_Task input:_
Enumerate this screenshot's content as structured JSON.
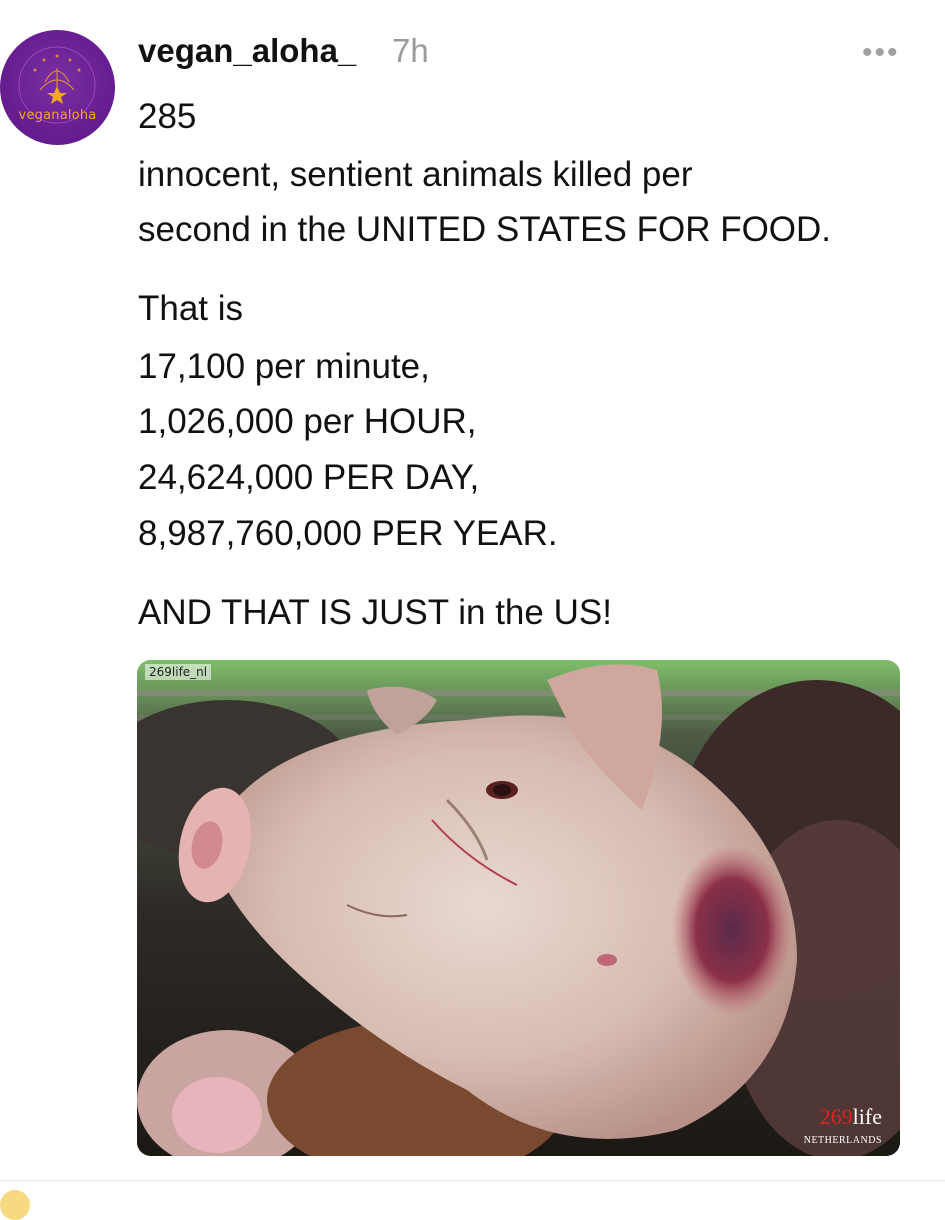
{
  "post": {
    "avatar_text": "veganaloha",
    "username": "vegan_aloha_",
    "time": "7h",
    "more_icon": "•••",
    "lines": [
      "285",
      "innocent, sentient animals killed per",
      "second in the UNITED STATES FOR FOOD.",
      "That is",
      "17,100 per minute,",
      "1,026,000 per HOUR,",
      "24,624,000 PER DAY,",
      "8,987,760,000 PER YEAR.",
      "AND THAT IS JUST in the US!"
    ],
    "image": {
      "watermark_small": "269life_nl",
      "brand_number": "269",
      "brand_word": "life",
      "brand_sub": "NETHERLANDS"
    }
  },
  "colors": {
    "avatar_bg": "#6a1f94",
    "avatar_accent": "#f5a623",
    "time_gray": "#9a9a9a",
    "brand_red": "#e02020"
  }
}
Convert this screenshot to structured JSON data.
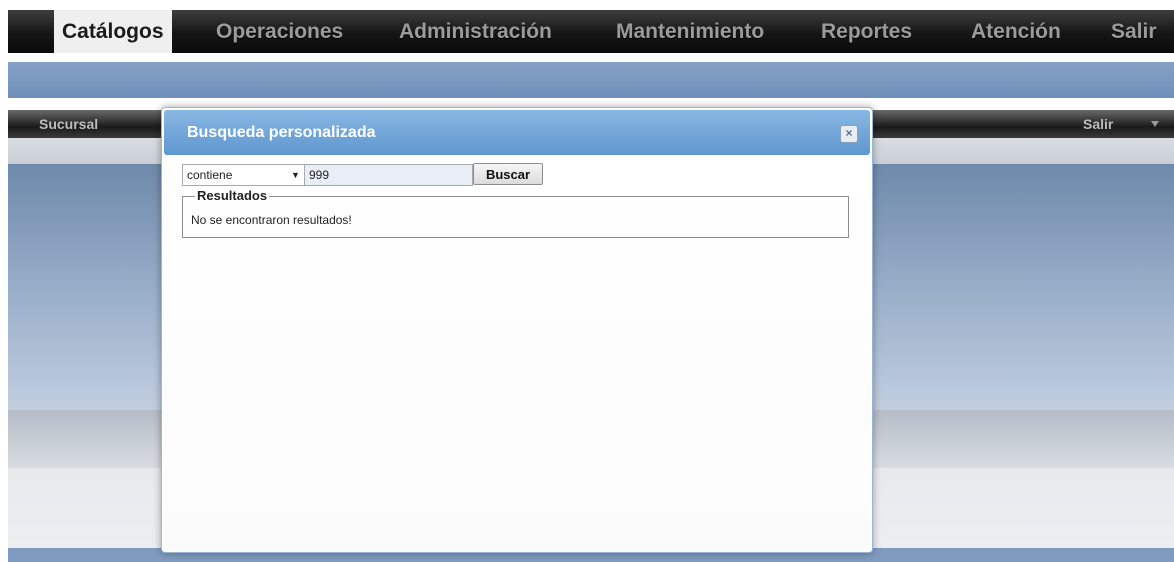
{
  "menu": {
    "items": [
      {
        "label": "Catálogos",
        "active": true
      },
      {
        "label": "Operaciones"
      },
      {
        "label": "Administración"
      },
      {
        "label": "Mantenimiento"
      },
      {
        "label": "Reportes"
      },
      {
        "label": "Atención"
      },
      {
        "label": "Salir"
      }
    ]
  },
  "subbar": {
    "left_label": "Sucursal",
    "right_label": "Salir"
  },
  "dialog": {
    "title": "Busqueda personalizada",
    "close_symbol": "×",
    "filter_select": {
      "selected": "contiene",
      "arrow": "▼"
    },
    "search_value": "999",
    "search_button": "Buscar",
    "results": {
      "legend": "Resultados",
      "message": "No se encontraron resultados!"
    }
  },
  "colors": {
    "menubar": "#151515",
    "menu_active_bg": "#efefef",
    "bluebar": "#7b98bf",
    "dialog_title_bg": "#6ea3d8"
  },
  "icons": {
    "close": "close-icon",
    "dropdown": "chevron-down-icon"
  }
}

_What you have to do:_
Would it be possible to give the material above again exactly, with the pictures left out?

_Solution for this exercise:_
Enumerate this screenshot's content as structured JSON.
{
  "post": {
    "avatar_text": "veganaloha",
    "username": "vegan_aloha_",
    "time": "7h",
    "more_icon": "•••",
    "lines": [
      "285",
      "innocent, sentient animals killed per",
      "second in the UNITED STATES FOR FOOD.",
      "That is",
      "17,100 per minute,",
      "1,026,000 per HOUR,",
      "24,624,000 PER DAY,",
      "8,987,760,000 PER YEAR.",
      "AND THAT IS JUST in the US!"
    ],
    "image": {
      "watermark_small": "269life_nl",
      "brand_number": "269",
      "brand_word": "life",
      "brand_sub": "NETHERLANDS"
    }
  },
  "colors": {
    "avatar_bg": "#6a1f94",
    "avatar_accent": "#f5a623",
    "time_gray": "#9a9a9a",
    "brand_red": "#e02020"
  }
}
Convert this screenshot to structured JSON data.
{
  "menu": {
    "items": [
      {
        "label": "Catálogos",
        "active": true
      },
      {
        "label": "Operaciones"
      },
      {
        "label": "Administración"
      },
      {
        "label": "Mantenimiento"
      },
      {
        "label": "Reportes"
      },
      {
        "label": "Atención"
      },
      {
        "label": "Salir"
      }
    ]
  },
  "subbar": {
    "left_label": "Sucursal",
    "right_label": "Salir"
  },
  "dialog": {
    "title": "Busqueda personalizada",
    "close_symbol": "×",
    "filter_select": {
      "selected": "contiene",
      "arrow": "▼"
    },
    "search_value": "999",
    "search_button": "Buscar",
    "results": {
      "legend": "Resultados",
      "message": "No se encontraron resultados!"
    }
  },
  "colors": {
    "menubar": "#151515",
    "menu_active_bg": "#efefef",
    "bluebar": "#7b98bf",
    "dialog_title_bg": "#6ea3d8"
  },
  "icons": {
    "close": "close-icon",
    "dropdown": "chevron-down-icon"
  }
}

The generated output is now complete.